Let me be clear: I agree with critic James Poniewozik, who wrote that it’s not necessarily Hollywood’s job to punish Charlie Sheen for his actions and his past. But I do find it disheartening to be reminded of the double standard that still exists when it comes to rule-breaking public figures who get in trouble with the law: If they’re men, they’re usually seen as dangerous, edgy bad boys; if they’re women, they’re usually derided as awful human beings who deserve all the calumny thrown at them.
Charlie Sheen’s history of violence against women has been consistently ignored or waved away like it’s no big deal, and he has been continually rewarded for attitudes and actions that depress the hell out of many people out here in the real world. A significant percentage of the public does not find his actions humorous but loathsome and creepy.

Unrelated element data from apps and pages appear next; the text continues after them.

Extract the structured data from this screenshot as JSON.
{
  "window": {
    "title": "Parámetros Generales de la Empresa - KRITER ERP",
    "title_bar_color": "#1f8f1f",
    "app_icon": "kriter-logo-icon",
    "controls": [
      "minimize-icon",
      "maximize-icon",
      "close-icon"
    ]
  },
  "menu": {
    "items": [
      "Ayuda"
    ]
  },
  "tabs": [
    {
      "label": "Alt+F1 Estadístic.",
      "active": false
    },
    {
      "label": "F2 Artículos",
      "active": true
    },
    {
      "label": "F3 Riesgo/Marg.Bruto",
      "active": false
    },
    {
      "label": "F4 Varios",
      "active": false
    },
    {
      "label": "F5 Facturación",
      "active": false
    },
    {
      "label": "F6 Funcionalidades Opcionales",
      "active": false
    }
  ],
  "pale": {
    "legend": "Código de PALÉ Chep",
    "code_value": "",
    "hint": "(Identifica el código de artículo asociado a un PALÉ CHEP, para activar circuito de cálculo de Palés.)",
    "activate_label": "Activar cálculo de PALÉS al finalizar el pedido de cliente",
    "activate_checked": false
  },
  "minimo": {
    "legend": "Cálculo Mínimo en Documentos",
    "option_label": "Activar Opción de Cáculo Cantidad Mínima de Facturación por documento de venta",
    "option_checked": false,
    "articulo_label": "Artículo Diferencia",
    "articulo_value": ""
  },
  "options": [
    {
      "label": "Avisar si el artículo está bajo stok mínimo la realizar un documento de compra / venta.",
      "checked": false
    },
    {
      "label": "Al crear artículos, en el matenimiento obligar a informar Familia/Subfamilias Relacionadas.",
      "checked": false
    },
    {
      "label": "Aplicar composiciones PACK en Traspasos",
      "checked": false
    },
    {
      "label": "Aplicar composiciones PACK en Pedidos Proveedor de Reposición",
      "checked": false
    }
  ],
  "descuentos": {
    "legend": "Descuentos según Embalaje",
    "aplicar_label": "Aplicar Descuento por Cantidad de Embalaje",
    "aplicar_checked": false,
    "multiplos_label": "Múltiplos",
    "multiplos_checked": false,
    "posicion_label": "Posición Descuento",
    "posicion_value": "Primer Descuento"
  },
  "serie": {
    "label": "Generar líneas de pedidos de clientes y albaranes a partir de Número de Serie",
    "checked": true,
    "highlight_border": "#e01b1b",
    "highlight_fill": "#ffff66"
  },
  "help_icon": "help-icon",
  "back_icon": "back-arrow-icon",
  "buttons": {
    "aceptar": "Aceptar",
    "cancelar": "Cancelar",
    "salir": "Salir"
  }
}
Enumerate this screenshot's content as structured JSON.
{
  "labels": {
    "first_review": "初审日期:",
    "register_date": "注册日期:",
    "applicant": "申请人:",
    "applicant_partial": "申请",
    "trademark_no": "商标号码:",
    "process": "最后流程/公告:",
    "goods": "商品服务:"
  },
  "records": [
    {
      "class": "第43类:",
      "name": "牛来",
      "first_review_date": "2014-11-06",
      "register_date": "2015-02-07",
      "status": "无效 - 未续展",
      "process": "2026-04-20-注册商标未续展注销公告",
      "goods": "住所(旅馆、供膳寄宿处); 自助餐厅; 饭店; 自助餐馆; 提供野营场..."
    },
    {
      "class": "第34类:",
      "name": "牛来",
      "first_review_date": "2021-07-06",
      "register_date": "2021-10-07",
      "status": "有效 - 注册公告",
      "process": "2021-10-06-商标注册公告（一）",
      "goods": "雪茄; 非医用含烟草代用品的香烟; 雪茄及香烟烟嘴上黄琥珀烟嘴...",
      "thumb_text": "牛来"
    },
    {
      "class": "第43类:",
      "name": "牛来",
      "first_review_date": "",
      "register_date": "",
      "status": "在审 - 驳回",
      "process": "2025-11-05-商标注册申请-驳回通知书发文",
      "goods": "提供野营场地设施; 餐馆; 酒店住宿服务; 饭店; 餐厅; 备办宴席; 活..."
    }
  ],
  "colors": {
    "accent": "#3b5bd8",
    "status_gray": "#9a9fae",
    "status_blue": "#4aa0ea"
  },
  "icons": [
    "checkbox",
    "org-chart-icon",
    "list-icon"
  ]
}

I’d add that part of what makes this worse is the show itself, a hackneyed premise that will find a way to turn Sheen’s monstrous, and endemic, behavior into part of the joke. FX has been particularly good at fielding tough, lacerating shows about masculinity, from Louie‘s examinations of Louis C.K.’s own patheticness and vulnerabilities; to Tommy Gavin’s alcoholism, post-traumatic stress, and difficult relationships with women on Rescue Me; Raylan Givens’ time-lapsed cowboy act in Justified; Vic Mackey’s brutality in The Shield; the nutty sports fans of The League who use fantasy football to work out their unresolved issues; and the bar gang from It’s Always Sunny in Philadelphia who are nothing but unresolved issues. In this context, salivating after Sheen seems particularly hackish, pathetic, middle-brow. FX may revel in male dysfunction, but it recognizes it for what it is.